9 Grammatical Pitfalls
chosen 1786 as name for U.S. 10 cent coin, from dime "a tenth, tithe" (late 14c.), from Old French disme (Modern French dîme) "a tenth part," from Latin decima (pars) "tenth (part)," from decem "ten" (see ten).
The verb meaning "to inform" (on someone) is 1960s, from the then-cost of a pay phone call. A dime a dozen "almost worthless" first recorded 1930. Phrase stop on a dime attested by 1954 (a dime being the physically smallest unit of U.S. currency).
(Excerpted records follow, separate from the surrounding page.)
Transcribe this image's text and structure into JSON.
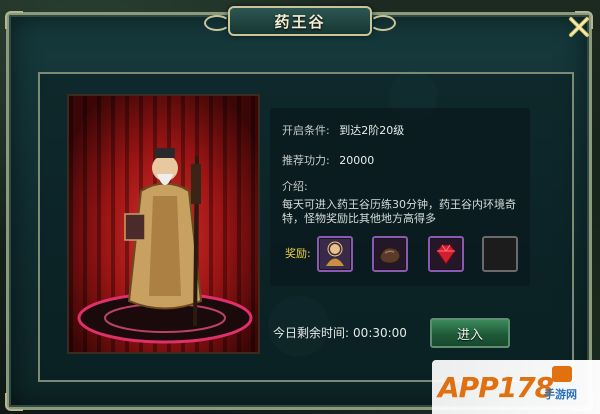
{
  "window": {
    "title": "药王谷"
  },
  "info": {
    "condition_label": "开启条件:",
    "condition_value": "到达2阶20级",
    "power_label": "推荐功力:",
    "power_value": "20000",
    "intro_label": "介绍:",
    "intro_text": "每天可进入药王谷历练30分钟，药王谷内环境奇特，怪物奖励比其他地方高得多"
  },
  "rewards": {
    "label": "奖励:",
    "items": [
      {
        "icon": "buddha-figure-icon",
        "rarity_color": "#8a5ab0"
      },
      {
        "icon": "ore-stone-icon",
        "rarity_color": "#8a5ab0"
      },
      {
        "icon": "red-gem-icon",
        "rarity_color": "#8a5ab0"
      },
      {
        "icon": "empty-slot",
        "rarity_color": "#6a6a6a"
      }
    ]
  },
  "timer": {
    "label": "今日剩余时间:",
    "value": "00:30:00"
  },
  "actions": {
    "enter_label": "进入"
  },
  "watermark": {
    "text": "APP178",
    "sub": "手游网"
  },
  "colors": {
    "frame": "#163a3c",
    "accent_gold": "#c9c59a",
    "reward_label": "#f0d040",
    "button_green": "#3c8a5c"
  }
}
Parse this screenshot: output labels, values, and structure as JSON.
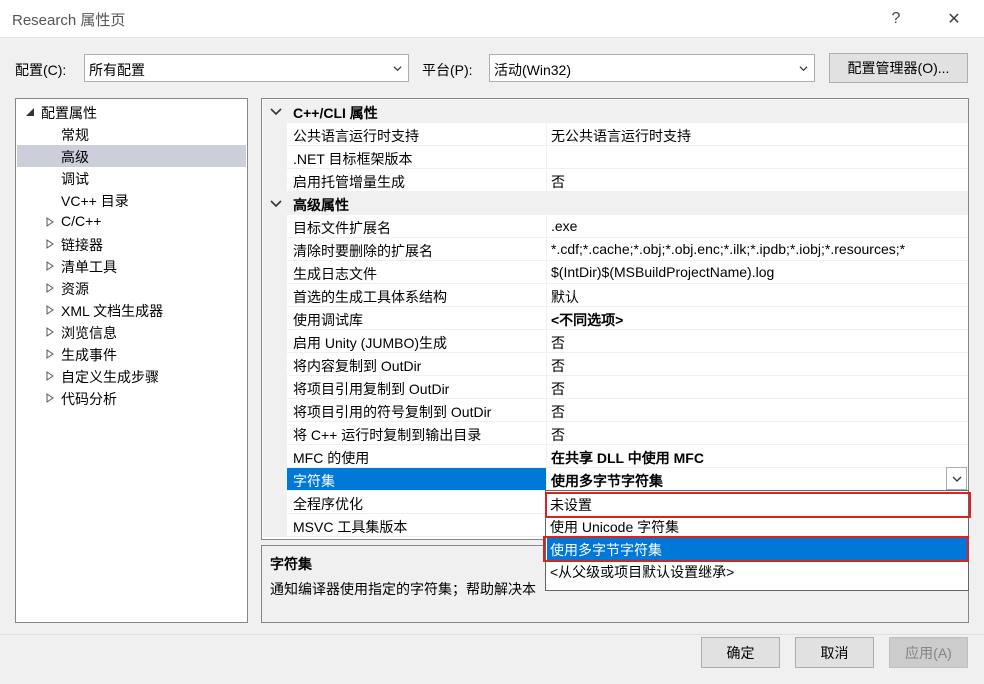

[verb sense from the dime dropped into the pay telephone for the call to the police]